“It’s just a reminder that Alexa is part of our classroom. We had a speaker from the Valerie Fund come in and speak to the children about Alexa’s disease. Then we introduced Violet, the stuffed monkey that serves as a placeholder for Alexa,” said Twill, “the student response is very positive. Alexa is absent, but Violet is here everyday, holding her spot.”

Violet the monkey is symbolic of Alexa’s presence in the classroom. Although she is home-schooled by a classroom aide, the school does its best to keep her a part of the community. Along with the Monkey in My Chair, students have sent notes home to Alexa wishing her well and hoping for her return to the class.


About the Valerie Fund:

After their nine-year-old daughter Valerie succumbed to cancer, Warren Township residents Sue and Ed Goldstein were determined that no family should have to travel great distances to receive state-of-the-art medical care. Along with a group of close friends, they began fundraising efforts from their living room---tireless work that would lead to the 1977 opening of New Jersey’s first pediatric oncology facility at Summit's Overlook Hospital.

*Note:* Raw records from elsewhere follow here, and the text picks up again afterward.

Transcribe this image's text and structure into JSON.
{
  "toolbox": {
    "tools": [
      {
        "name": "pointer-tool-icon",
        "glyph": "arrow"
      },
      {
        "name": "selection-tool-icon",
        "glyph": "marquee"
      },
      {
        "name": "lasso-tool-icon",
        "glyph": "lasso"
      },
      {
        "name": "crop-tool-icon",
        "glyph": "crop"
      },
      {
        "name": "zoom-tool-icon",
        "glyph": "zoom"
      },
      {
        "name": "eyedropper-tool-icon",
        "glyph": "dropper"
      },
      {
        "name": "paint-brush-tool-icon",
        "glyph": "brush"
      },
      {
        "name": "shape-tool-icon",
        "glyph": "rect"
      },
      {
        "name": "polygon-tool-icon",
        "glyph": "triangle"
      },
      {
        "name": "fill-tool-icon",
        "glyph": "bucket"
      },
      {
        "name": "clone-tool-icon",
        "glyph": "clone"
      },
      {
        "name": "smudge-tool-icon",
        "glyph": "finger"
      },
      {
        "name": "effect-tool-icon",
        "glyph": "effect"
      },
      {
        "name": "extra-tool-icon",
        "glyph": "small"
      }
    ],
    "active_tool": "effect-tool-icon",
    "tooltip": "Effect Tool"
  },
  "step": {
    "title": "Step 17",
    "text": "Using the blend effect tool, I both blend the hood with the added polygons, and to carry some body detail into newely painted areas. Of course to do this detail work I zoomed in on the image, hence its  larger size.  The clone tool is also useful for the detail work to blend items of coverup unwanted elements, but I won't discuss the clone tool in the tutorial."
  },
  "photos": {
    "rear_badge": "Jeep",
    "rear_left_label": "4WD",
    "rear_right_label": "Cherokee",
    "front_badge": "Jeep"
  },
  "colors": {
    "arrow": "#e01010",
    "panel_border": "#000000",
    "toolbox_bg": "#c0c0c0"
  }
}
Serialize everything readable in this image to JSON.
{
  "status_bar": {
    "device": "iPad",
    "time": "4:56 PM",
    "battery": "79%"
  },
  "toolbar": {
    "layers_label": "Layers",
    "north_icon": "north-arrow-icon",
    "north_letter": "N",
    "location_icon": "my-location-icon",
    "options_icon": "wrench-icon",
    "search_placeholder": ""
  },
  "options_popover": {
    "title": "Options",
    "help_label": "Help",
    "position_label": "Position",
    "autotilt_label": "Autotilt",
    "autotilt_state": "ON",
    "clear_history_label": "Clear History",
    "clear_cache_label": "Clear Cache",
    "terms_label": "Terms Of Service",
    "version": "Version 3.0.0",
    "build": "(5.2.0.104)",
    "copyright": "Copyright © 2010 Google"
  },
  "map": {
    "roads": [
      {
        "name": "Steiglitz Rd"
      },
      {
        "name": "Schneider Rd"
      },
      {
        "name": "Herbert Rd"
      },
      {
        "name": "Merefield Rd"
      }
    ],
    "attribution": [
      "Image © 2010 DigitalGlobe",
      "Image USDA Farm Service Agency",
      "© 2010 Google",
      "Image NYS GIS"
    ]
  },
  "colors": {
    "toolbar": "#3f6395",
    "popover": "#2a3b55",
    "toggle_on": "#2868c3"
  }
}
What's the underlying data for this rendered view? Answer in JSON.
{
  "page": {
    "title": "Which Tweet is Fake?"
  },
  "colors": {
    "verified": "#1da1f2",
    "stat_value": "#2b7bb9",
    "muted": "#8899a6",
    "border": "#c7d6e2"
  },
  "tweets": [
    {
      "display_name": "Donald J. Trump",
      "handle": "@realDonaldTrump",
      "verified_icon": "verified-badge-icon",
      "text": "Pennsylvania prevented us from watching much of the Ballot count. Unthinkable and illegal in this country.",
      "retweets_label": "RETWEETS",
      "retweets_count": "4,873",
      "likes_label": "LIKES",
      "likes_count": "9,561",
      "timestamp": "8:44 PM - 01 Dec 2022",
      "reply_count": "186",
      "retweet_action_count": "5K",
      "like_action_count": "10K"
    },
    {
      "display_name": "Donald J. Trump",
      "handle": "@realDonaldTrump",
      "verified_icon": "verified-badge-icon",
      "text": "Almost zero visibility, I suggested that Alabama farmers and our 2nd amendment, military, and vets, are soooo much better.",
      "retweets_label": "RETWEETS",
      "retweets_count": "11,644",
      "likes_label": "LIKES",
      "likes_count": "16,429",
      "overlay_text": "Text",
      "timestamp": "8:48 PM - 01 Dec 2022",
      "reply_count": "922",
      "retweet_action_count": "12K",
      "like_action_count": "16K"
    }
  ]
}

Today, there are seven, not-for-profit Valerie Fund Centers located in New Jersey, New York, and metropolitan Philadelphia staffed with social workers, counselors, psychologists and child life specialists. The hallmark of The Valerie Fund services ensures that families and hospitals do not have to rely on insurance reimbursements to receive the range of support of a multi-disciplinary team. More than 4,000 children with cancer and blood disorders are treated annually---a network that is one of the largest of its kind in the country.

For more information on the Valerie Fund, go to